  25. Travelling-wave isolation • The travelling wave OPO provides isolation for back-reflected light from an interferometer. Michael Stefszky Amaldi9 Cardiff 2011

  26. Travelling-wave isolation • The travelling wave OPO provides isolation for back-reflected light from an interferometer. Michael Stefszky Amaldi9 Cardiff 2011

  27. Travelling-wave isolation • The travelling wave OPO provides isolation for back-reflected light from an interferometer.
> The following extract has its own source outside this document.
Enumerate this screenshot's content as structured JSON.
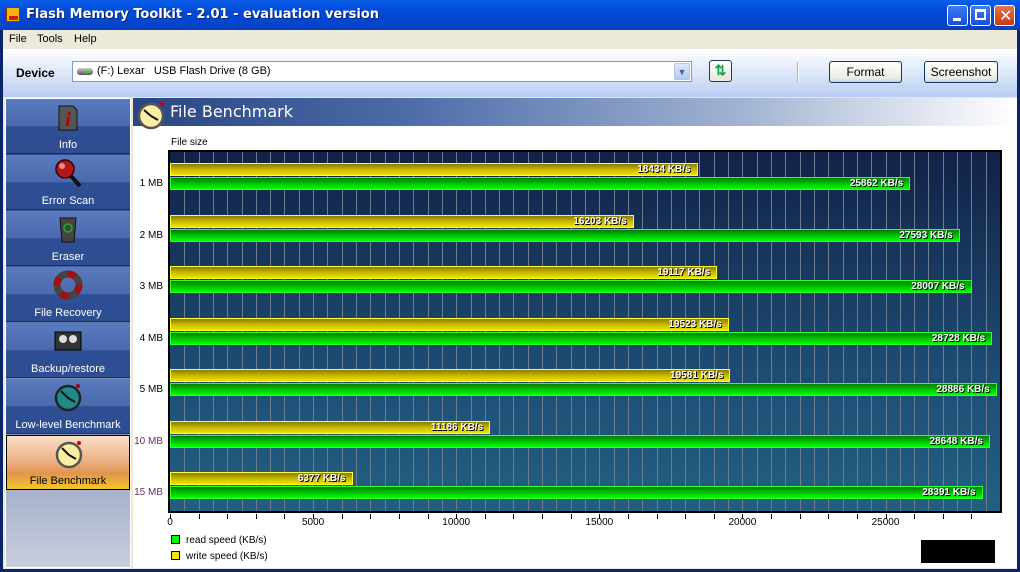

Michael Stefszky Amaldi9 Cardiff 2011

  28. Travelling-wave isolation • The travelling wave OPO provides isolation for back-reflected light from an interferometer. Michael Stefszky Amaldi9 Cardiff 2011

  29. Travelling-wave isolation Interfering the very low power back-reflected beam with the homodyne local oscillator. The resulting retro-reflectivity is 2.3e-5, or 46 dB of isolation. Michael Stefszky Amaldi9 Cardiff 2011

  30. Conclusions • We have seen squeezing with a travelling wave OPO which is: • Spectrally flat • Stable over 90 minutes • Large in magnitude and quite pure • RMS phase noise and scatter were our main enemies • There are improvements to be made to the detection chain which should result in 9+ dB of squeezing with the current OPO. • Squeezer soon to be tested in LIGO Hannford! Michael Stefszky Amaldi9 Cardiff 2011

  31. Michael Stefszky Amaldi9 Cardiff 2011

  32. Squeezing at 500 Hz Michael Stefszky Amaldi9 Cardiff 2011

  33. Bow-Tie Parameters • Cavity Length: 28cm • Finesse: 40 @ 1064nm, 17 @ 532nm • FSR: 1GHz • Threshold: Approx. 90mW • Escape Efficiency: Approx. 95% • Waist: 34um @ 1064nm • Input Coupler R: 70%@532nm, 87.5%@1064nm